I. DEDICATE YOURSELF TO BIBLE STUDY – 1 Tim. 4:12-16.
II. DECIDE WHAT YOU ARE GOING TO STUDY.
III. DEFINE THE SUBJECT YOU WITH TO STUDY–
1 Pet. 4:11.
IV. DISCOVER WHAT THE BIBLE SAYS ON YOUR SUBJECT.
We must devote ourselves to studying the Scriptures & to understand them – 2
Tim. 2:7; Acts 17:11-12.
You can find the complete outline of this sermon at BIBLE ANSWERS
How to Study the Bible (Part 2)
Scripture Reading: Psalms 119:1-8
Knowledge of the truth necessary to be saved! – 1 Tim. 2:3-4
V. DISCERN THE MEANING & APPLICATION OF THE TEXT
– 2 Tim. 2: 14-16.
VI. DEFER TO THE AUTHORITY OF THE SCRIPTURES.
VII. DO THE WILL OF GOD,
Computer Viruses, Worms and Sneak-attacks
As of this writing I have not contracted the Sobig.F computer (although I had a difficult time updating my virus scan program). Nor did I get by the malicious “Blaster” worm earlier this month. Thankfully, in both cases, my virus protection was up-to-date. If you access the Internet, it pays to have a firewall and a good anti-virus program on your computer.
This recent flurry of “hack-attacks” reminds us that “sneak attacks” upon the children of God are not uncommon, either: “For certain men have crept in unnoticed, who long ago were marked out for this condemnation, ungodly men, who turn the grace of our God into lewdness and deny the only Lord God and our Lord Jesus Christ” (Jude 4); “But there were also false prophets among the people, even as there will be false teachers among you, who will secretly bring in destructive heresies, even denying the Lord who bought them, and bring on themselves swift destruction. And many will follow their destructive ways, because of whom the way of truth will be blasphemed” (2 Pet. 2:1-2). False teachers with their false doctrines stealthily enter among God’s people, “deceiving and being deceived” (2 Tim.3:13).
Compromise with immorality is another invader that intrudes upon purity and corrupts the soul. Like unseen leaven it does it work until even some Christians “call evil good, and good evil,” influencing God’s people to “put darkness for light, and light for darkness” and “bitter for sweet, and sweet for bitter” (Isa. 5:20). We must remember to love God, not the world (1 Jno. 2:15-16).
Computers can be made relatively secure against viruses, worms and hackers.

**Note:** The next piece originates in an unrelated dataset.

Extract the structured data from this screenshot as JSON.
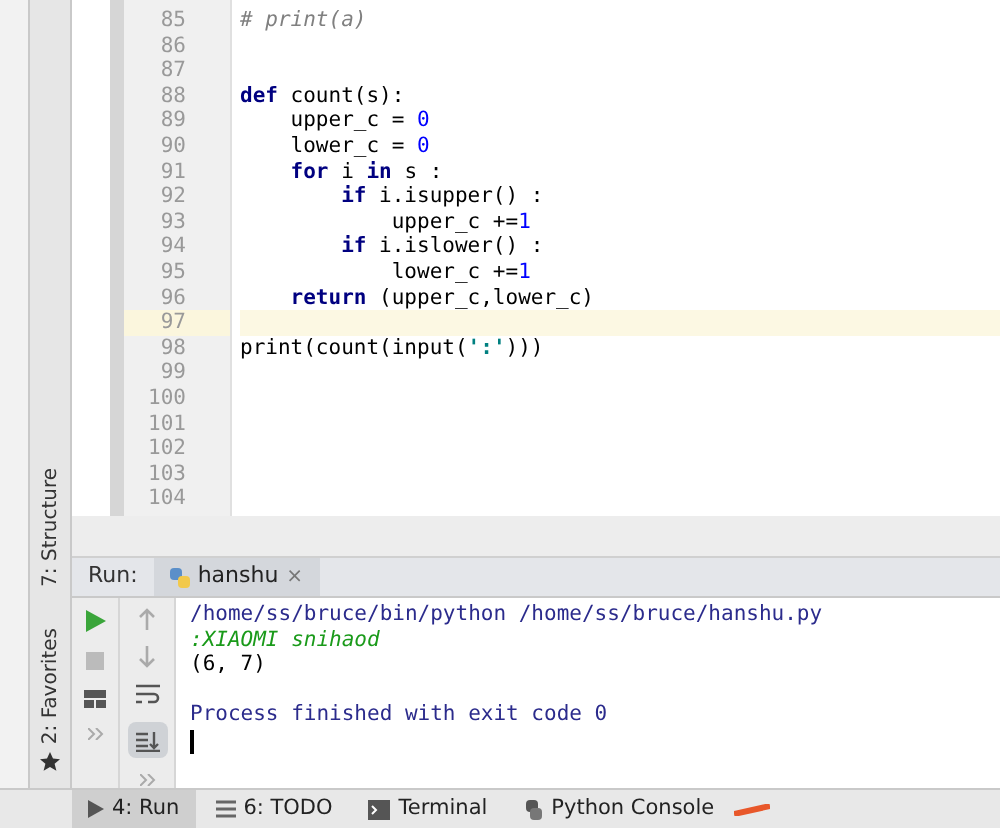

There is ample spiritual security available to protect us from the corruption caused by false teaching and immorality (see Eph. 6:10-18). But, like computers, we must “download” and “install” God’s protective armor into our lives. It, too, can be difficult at times, requiring us to patiently endure (Heb. 10:36-39). Protect yourself with the whole armor of God. Your spiritual health depends on it.
Created by Chuck Sibbing. 08/23/2003
Sword is a free, weekly publication of the Mt. Baker church of Christ,